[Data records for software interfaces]
'''

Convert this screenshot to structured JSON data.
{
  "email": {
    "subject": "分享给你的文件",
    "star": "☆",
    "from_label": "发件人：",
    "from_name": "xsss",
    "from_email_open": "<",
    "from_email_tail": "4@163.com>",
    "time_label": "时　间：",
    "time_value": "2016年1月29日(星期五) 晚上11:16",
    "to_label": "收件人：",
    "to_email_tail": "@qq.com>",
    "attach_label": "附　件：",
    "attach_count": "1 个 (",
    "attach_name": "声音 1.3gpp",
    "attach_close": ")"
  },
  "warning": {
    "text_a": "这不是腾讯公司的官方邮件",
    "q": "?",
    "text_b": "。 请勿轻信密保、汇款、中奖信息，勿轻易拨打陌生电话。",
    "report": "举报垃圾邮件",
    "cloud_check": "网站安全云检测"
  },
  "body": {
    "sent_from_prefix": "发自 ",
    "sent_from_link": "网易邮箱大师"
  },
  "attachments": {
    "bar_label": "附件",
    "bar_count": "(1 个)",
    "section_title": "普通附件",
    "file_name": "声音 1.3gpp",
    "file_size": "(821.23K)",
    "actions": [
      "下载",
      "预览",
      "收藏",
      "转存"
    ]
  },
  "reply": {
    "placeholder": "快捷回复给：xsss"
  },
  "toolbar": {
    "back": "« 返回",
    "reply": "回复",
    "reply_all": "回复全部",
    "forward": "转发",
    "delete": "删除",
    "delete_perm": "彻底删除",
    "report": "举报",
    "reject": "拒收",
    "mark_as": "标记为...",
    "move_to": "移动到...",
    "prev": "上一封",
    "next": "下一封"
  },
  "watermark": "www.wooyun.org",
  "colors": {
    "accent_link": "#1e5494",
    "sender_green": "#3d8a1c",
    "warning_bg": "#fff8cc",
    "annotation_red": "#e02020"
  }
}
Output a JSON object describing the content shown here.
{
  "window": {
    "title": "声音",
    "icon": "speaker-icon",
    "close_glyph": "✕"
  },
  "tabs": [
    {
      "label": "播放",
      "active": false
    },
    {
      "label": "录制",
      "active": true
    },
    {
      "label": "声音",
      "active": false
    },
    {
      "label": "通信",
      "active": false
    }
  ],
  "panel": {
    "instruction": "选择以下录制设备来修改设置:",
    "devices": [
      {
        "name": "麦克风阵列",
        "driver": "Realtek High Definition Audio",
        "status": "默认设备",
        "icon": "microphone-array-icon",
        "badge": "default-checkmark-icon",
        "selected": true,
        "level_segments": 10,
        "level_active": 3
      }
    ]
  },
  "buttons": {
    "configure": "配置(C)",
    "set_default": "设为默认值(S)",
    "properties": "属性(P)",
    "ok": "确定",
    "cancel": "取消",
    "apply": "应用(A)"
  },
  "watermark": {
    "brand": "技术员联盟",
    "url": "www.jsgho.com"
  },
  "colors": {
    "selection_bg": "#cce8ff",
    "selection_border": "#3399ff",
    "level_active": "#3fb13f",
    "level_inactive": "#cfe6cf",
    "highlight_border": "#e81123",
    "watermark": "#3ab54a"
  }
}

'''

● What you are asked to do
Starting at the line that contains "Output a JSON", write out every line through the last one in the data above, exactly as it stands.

● Solution for this problem
Output a JSON object describing the content shown here.
{
  "window": {
    "title": "声音",
    "icon": "speaker-icon",
    "close_glyph": "✕"
  },
  "tabs": [
    {
      "label": "播放",
      "active": false
    },
    {
      "label": "录制",
      "active": true
    },
    {
      "label": "声音",
      "active": false
    },
    {
      "label": "通信",
      "active": false
    }
  ],
  "panel": {
    "instruction": "选择以下录制设备来修改设置:",
    "devices": [
      {
        "name": "麦克风阵列",
        "driver": "Realtek High Definition Audio",
        "status": "默认设备",
        "icon": "microphone-array-icon",
        "badge": "default-checkmark-icon",
        "selected": true,
        "level_segments": 10,
        "level_active": 3
      }
    ]
  },
  "buttons": {
    "configure": "配置(C)",
    "set_default": "设为默认值(S)",
    "properties": "属性(P)",
    "ok": "确定",
    "cancel": "取消",
    "apply": "应用(A)"
  },
  "watermark": {
    "brand": "技术员联盟",
    "url": "www.jsgho.com"
  },
  "colors": {
    "selection_bg": "#cce8ff",
    "selection_border": "#3399ff",
    "level_active": "#3fb13f",
    "level_inactive": "#cfe6cf",
    "highlight_border": "#e81123",
    "watermark": "#3ab54a"
  }
}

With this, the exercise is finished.